It’s been some year for veteran experimentalist, Aidan Baker. With many of his releases interrupted due to the COVID pandemic, 2022 has been a creative gold rush for the Berlin-based doomgazer, experiencing his most successful period in years.
From Nadja’s ferocious live-recorded album, Nalepa, to the collaborative heavy weather jaunts of Labyrinthine, Baker’s solo offerings have equally enthralled, led by the dirge-y slowcore one-two combo of You Are All At Once and Songs Of Undoing.
His last release comes by the way of yet another collaboration, this time with Jussi Lehtisalo of Finnish genre-hoppers Circle and doom-pop odyssey Pharoah Overlord. Together as Baker Ja Lehtisalo they bring us Crocodile Tears.
With both Baker and Lehtisalo having spent decades straddling the harder edges of experimental frontiers, there have also been moments for more streamlined assaults. Especially Lehtisalo, namely alongside Pharaoh Overlord bandmate Aaron Turner for the for the hardcore-inspired Split Cranium. At first, Baker and Lehtisalo aren’t match you’d expect, however after the first few minutes of Crocodile Tears’ opening song, (And I Want Your Perfect) Crocodile Tears, it starts to make perfect sense.
As the Nadja-like embers of white noise sprinkle from the skies, the song unravels into a protracted pop jam that is one of the most accessible things Baker has done, melding the slowcore leanings of You Are All At Once with a playful, Duster-like bee-swarm blur.
I Wanna Be Your Bette Noire sees Lehtisalo come into his own, with more Circle influenced spatial synths weaving in and out of the song. So too with the brilliantly titled Neon Splashing From Your Eyes – an ’80s synth pop-inspired cut presented in the best possible way, as the pair bend slowcore and pop into interesting new shapes.
And it continues with Face/Off. Whether doom lounge music was a thing or not, it is now. Here, Baker and Lehtisalo explore the dark fringes and stumble across something oddly original, doing for metal what Kurt Wagner has been doing for folk music over the past seven years.

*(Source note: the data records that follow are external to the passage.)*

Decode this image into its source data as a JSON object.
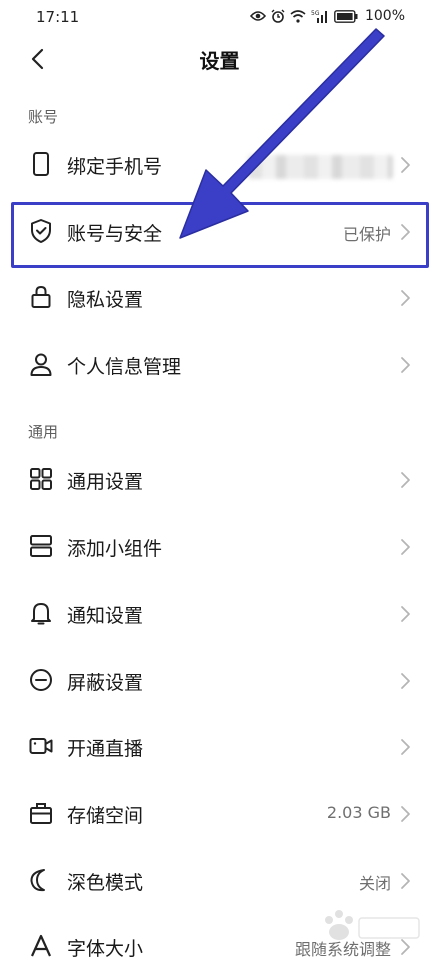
{
  "status_bar": {
    "time": "17:11",
    "battery": "100%",
    "network": "5G"
  },
  "header": {
    "title": "设置"
  },
  "sections": {
    "account": {
      "title": "账号",
      "items": [
        {
          "label": "绑定手机号",
          "value": "",
          "icon": "phone-icon"
        },
        {
          "label": "账号与安全",
          "value": "已保护",
          "icon": "shield-icon"
        },
        {
          "label": "隐私设置",
          "value": "",
          "icon": "lock-icon"
        },
        {
          "label": "个人信息管理",
          "value": "",
          "icon": "person-icon"
        }
      ]
    },
    "general": {
      "title": "通用",
      "items": [
        {
          "label": "通用设置",
          "value": "",
          "icon": "grid-icon"
        },
        {
          "label": "添加小组件",
          "value": "",
          "icon": "widget-icon"
        },
        {
          "label": "通知设置",
          "value": "",
          "icon": "bell-icon"
        },
        {
          "label": "屏蔽设置",
          "value": "",
          "icon": "block-icon"
        },
        {
          "label": "开通直播",
          "value": "",
          "icon": "video-icon"
        },
        {
          "label": "存储空间",
          "value": "2.03 GB",
          "icon": "storage-icon"
        },
        {
          "label": "深色模式",
          "value": "关闭",
          "icon": "moon-icon"
        },
        {
          "label": "字体大小",
          "value": "跟随系统调整",
          "icon": "font-icon"
        }
      ]
    }
  },
  "colors": {
    "annotation": "#3b3fc8",
    "text": "#1a1a1a",
    "secondary": "#6f6f6f"
  }
}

Those yearning for new Pharaoh Overlord can rest easy. Instead of Aaron Turner’s mirthless barks, Baker brings a soothing element to this skewed world of doom and pop, and with nimble, machine-like percussion and soft synths, Crocodile Tears isn’t the sonic pummeling we’d expect from either artist. Even during its most aggressive moments, like the excellent closing title track, Crocodile Tears still washes over you with a new sense of calm.
All told, it’s Baker and Lehtisalo inflecting a kind of gooey psych-pop psychosis that is not only original in their respective canons, but to the whole experimental landscape. So much so, that we can’t wait for the next chapter.
Crocodile Tears is out now via Ektro Records, Broken Spine. Purchase from Bandcamp.